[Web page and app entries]
========

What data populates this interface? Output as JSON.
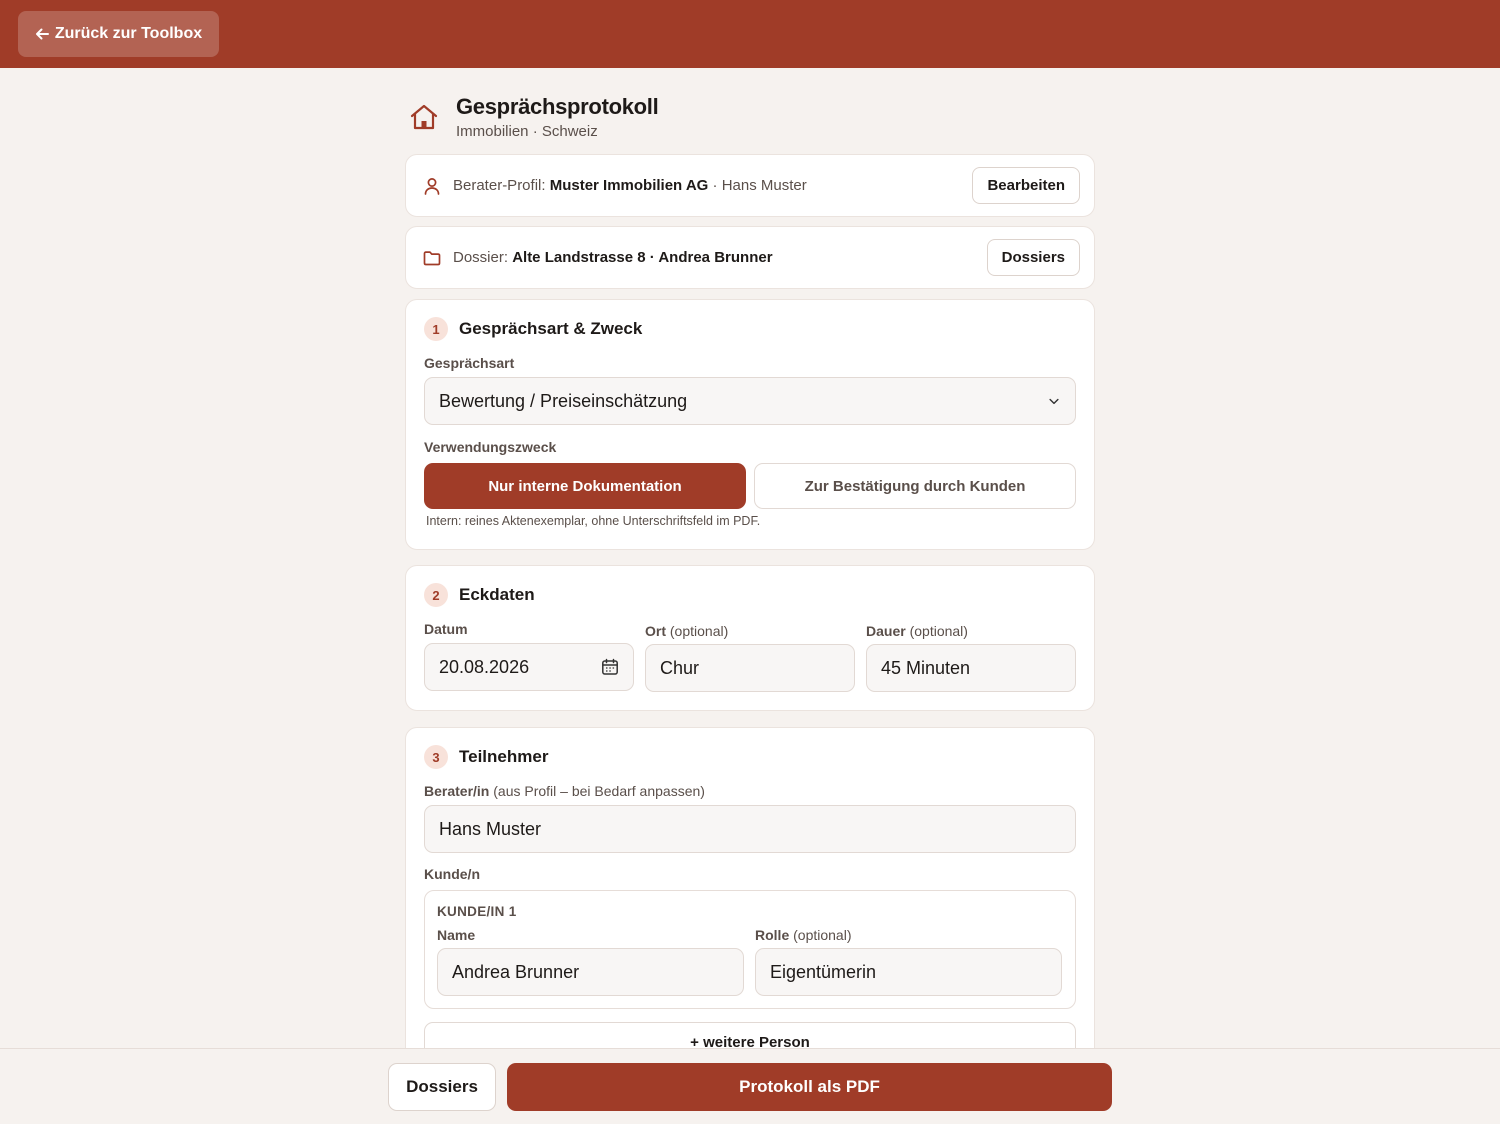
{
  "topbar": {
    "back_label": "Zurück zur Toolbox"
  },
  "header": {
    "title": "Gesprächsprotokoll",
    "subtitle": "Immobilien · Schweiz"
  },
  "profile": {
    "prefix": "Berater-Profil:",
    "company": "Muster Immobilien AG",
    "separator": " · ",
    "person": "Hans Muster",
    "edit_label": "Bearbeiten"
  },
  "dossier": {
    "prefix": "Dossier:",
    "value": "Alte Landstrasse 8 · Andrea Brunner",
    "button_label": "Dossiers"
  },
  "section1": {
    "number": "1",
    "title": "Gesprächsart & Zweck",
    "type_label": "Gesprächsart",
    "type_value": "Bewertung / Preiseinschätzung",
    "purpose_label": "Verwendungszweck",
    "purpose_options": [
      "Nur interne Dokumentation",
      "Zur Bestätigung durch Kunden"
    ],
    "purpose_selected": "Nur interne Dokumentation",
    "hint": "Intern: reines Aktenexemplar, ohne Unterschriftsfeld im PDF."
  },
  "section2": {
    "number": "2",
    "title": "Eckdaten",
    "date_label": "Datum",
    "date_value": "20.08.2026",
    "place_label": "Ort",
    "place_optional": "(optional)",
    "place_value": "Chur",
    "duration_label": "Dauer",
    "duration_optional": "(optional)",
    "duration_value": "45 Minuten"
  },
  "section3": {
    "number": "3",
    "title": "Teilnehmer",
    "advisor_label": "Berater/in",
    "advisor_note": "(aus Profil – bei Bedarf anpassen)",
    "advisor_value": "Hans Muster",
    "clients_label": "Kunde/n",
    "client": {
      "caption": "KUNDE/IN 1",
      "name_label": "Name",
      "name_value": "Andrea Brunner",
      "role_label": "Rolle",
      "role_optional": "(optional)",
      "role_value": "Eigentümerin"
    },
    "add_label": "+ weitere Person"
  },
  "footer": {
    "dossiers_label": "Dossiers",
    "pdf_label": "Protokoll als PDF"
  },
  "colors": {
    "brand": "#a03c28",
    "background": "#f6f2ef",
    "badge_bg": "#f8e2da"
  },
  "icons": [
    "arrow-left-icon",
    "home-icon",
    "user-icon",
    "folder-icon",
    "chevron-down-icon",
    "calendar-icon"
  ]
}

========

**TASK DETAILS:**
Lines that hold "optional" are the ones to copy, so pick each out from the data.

**EXERCISE RESPONSE:**
    "place_optional": "(optional)",
    "duration_optional": "(optional)",
      "role_optional": "(optional)",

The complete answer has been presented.